The board of trustees of the National Association of Insurance and Financial Advisers voted on April 11 to recommend to its governing body that it give qualified support to legislation creating an optional federal charter.
The qualification is that NAIFA will work to ensure that any final legislation includes a provision giving its members the option to remain licensed and regulated at the state level, according to a letter to the NAIFA leadership from the trustees.
A final decision will come from the membership, which will be asked to vote on the recommendation at its annual meeting in San Diego in September.
The decision was prompted by the Treasury Department’s unveiling of a new blueprint for future financial regulation, as well as assurances by representatives of companies that they would support in final legislation provisions giving agents the option to remain state-regulated.
The concern of the trustees was that if a major life insurer elects to become federally chartered, it would insist that all of its agents be licensed at the federal level.
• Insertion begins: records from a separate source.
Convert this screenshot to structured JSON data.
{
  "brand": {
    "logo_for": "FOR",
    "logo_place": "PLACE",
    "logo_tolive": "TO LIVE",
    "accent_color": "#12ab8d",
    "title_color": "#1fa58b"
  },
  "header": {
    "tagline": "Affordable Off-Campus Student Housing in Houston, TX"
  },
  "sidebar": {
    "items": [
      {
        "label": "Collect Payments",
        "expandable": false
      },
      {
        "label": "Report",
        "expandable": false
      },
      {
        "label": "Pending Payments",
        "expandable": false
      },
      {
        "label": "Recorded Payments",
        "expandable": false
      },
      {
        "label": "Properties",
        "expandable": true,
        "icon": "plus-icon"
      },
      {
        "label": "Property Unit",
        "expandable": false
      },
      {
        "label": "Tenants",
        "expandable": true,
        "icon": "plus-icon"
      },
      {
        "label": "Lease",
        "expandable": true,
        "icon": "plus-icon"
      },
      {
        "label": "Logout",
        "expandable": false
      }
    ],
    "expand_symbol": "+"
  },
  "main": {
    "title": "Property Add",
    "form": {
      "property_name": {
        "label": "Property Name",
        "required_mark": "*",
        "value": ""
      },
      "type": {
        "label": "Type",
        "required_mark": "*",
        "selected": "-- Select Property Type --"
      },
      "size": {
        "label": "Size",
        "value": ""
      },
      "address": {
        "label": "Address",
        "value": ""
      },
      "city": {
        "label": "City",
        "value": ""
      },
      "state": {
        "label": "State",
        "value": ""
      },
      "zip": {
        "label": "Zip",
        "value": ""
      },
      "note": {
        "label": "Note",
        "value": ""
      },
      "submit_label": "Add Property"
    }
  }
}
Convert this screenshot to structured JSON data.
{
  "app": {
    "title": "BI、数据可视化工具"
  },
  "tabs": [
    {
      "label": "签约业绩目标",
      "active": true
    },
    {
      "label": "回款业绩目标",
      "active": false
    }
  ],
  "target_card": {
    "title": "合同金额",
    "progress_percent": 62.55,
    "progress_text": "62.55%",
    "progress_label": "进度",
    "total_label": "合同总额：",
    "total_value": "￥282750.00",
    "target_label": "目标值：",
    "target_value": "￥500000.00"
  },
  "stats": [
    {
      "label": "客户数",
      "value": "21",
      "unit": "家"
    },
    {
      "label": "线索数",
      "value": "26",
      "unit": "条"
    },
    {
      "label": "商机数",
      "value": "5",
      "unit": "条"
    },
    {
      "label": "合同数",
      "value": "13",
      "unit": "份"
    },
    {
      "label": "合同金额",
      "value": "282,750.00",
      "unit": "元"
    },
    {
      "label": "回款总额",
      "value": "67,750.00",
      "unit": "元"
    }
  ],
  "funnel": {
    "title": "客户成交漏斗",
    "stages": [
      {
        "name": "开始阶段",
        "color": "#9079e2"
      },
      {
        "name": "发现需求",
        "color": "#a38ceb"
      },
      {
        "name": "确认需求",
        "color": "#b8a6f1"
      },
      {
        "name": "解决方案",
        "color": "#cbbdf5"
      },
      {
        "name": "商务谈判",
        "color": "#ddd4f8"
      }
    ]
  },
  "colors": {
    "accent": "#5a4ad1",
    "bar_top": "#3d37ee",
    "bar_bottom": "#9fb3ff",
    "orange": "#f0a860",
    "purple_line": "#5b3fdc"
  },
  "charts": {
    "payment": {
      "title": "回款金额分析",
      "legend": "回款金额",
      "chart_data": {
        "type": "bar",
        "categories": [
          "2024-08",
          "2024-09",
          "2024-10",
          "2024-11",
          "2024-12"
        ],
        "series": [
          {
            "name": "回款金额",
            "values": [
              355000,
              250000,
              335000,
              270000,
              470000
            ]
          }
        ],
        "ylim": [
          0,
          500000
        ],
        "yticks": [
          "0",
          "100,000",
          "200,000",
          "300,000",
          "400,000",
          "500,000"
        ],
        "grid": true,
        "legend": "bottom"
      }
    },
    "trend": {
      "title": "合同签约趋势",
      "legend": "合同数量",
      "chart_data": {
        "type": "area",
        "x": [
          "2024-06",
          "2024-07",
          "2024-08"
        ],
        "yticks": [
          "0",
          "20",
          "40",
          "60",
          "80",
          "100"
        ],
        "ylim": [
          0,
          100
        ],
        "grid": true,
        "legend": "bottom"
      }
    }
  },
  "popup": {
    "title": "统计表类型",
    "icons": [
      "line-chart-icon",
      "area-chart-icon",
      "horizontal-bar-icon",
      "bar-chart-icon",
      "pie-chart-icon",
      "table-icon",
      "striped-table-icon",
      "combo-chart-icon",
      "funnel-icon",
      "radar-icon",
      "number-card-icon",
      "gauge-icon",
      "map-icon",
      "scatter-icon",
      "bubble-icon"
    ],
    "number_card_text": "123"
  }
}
But, according to a top official at a major insurer who took part in the talks, the representatives of several large insurance companies as well as representatives of the American Council of Life Insurers assured the NAIFA leadership in several meetings that insurers who elected to become federally chartered would not force their agents to do the same.
Jack Dolan, a spokesman for the ACLI, a leader in the legislative battle to allow insurers to create an OFC, said the action of NAIFA trustees “is good news. An OFC offers producers and consumers many benefits.”
On the state-vs.-federal issue, Dolan added, “The bill, as written, permits insurance agents to sell for national companies on a state-issued license. We have pointed that out to agents groups to try to encourage their support for OFC.”
The decision did not sit well with another agent group, the Independent Insurance Agents and Brokers of America. Charles Symington, senior vice president, government affairs for the IIABA, said, “The NAIFA decision to move from neutrality to conditional support of optional federal regulation doesn’t come as a surprise to many in Washington D.C., however it is likely to be questioned by many life agents, particularly those agents who represent more than one insurance company.”
The IIABA and NAIFA have been working together on legislation that would recreate the National Association of Registered Agents and Brokers. The legislation, H.R. 5611, the NARAB Reform Act of 2008, was introduced last month.
It provides for streamlined non-resident licensing of insurance agents.